display | more...
I always fall into the trap of believing that I have been exhausted, or that I have exhausted people. That there is nothing anyone can show me that I haven't seen or heard about already in some form. The irony is that often what I find in someone new is actually just a reflection of myself in them, a new way of seeing myself. Not that I don't see that person as being unique, but when I start out, I can't help but define them by my own measurements, like mapping a new continent by your own concepts of size. Dimensions have these set definitions of inches, yards, feet or pounds, and we all adhere to them eventually. So is it at first with people.

When I meet someone new that I believe I can relate to, I become obsessed with that person. I want to know all about them, their life, their thoughts. I want to slip behind their eyes and see things as they see them. It's like having a best friend in middle school that you absolutely adore. You want their seemingly normal home life, you want to be one of their parents' kids, you want their life to be absorbed into yours. Not exactly because your own life is the pits but because theirs is something new, and it energizes you.

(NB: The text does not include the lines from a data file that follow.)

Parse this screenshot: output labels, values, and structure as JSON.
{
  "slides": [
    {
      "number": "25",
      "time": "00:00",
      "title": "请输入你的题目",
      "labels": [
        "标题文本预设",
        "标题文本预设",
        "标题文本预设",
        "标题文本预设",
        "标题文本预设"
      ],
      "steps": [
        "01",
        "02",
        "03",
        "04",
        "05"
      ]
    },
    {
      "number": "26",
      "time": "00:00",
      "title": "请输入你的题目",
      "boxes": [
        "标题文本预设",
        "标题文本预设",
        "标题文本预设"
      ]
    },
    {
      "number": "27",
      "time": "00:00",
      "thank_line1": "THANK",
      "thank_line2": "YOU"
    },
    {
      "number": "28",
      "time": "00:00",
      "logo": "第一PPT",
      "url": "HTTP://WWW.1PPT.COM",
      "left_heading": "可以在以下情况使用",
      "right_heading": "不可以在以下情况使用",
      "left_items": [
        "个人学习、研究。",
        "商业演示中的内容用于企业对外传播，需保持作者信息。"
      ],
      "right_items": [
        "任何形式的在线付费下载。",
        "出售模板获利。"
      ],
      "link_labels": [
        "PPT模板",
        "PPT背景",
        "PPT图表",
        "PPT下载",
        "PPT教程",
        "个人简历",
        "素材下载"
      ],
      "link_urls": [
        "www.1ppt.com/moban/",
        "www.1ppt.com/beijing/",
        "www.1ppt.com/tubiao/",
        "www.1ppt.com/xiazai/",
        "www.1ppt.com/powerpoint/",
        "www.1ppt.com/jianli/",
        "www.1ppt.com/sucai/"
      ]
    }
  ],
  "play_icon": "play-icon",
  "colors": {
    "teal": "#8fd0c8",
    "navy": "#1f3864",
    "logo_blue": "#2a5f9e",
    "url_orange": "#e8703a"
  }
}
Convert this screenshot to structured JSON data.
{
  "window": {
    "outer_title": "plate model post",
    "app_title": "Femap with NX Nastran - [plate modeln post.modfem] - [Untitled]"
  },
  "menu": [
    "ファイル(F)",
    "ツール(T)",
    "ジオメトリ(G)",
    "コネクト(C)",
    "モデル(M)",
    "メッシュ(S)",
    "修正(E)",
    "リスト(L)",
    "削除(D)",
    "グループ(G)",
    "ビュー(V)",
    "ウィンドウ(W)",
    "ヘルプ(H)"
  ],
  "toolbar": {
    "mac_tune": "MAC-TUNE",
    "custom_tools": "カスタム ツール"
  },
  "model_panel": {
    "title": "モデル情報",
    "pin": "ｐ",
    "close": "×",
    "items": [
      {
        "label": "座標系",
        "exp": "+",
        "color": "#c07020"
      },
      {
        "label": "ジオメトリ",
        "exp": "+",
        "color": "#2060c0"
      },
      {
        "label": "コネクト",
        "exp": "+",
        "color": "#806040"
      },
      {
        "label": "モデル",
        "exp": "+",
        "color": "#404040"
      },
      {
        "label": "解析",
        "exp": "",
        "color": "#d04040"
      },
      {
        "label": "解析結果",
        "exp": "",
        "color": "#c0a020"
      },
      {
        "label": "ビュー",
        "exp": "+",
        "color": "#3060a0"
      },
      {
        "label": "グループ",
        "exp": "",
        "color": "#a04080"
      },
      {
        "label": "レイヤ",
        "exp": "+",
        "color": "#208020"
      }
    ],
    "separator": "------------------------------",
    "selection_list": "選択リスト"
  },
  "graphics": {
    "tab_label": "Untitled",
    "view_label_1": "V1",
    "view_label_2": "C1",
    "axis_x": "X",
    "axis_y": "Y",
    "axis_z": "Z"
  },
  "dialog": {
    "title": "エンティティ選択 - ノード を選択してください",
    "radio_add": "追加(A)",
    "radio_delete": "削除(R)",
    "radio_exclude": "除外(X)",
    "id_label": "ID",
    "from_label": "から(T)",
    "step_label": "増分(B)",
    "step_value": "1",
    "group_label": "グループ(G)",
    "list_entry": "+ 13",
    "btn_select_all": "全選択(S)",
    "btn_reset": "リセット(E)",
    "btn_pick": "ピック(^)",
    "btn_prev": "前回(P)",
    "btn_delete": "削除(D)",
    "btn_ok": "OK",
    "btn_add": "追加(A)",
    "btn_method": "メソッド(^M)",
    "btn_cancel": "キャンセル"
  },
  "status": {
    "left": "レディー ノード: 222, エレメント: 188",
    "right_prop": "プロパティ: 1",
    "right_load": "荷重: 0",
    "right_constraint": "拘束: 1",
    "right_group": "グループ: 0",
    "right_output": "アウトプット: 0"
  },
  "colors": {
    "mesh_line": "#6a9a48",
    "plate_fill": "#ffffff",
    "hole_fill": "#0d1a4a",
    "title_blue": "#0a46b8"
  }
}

For other people, making new friends or meeting new people may be more typical than it is for me. Given my reclusive lifestyle, that wouldn't be hard to imagine. The handful of really close friends I have I can never seem to get enough of, but of course, they are all at a distance right now. The one friend here who is pretty much what I would call my best friend, and I work with her, and we never get tired of each other. We are, in a sense, the only friends each other has, so the addiction is mutual.

In those rare times when someone crosses my path (which they pretty much have to do, since I don't cross many other people's paths) that intrigues me, I am transfixed. A hunger comes over me and my addictive nature takes control. I rattle like a wind chime of empty soda cans, I pose provocative and often abrupt questions, I poke and prod and drink in that person like air, like a decent glass of wine. Sometimes it scares them away, and rightly so, but not always. Sometimes the attention I provide is exactly what they wanted, precisely what they'd been hoping for, someone to listen to them and pay attention.

All of my relationships start with that electric burst, that blinding flare of effort. More often than not, it dies quickly, as lightning that touches down and then ceases to be in an instant. It may be my own intensity that predicts the end; that wouldn't surprise me. I can't help but think that this behavior of mine stems from my childhood growing up in a tourist town, where the kids I made friends with left in three months often to never be seen again. So I learned to appreciate what I had when I had it, so that I could at least say that I made the effort, that I allowed myself to touch other people even for a brief period. Being an only child hopelessly introverted, and socially inept with kids my own age probably figures in there too.

And New Orleans is no different. It's the adult version of my childhood, where people come to get lost and often find me to lose themselves in. And I often willingly accept that role as temporary fantasy, because it's actually more normal to me than having a friendship with someone that is built to last the test of time. Again, I know that this is not healthy for me, and I don't know how to rectify it, since I love the rush of meeting someone new so much, of getting to know them while we're both around. And there have been rare moments where that rush has lasted years that legitimize to me that it can produce something withstanding, that it isn't all just smoke and mirrors. But it does make me feel like should warn people that I meet, so they at least know what to expect.

So consider yourself warned.

Log in or register to write something here or to contact authors.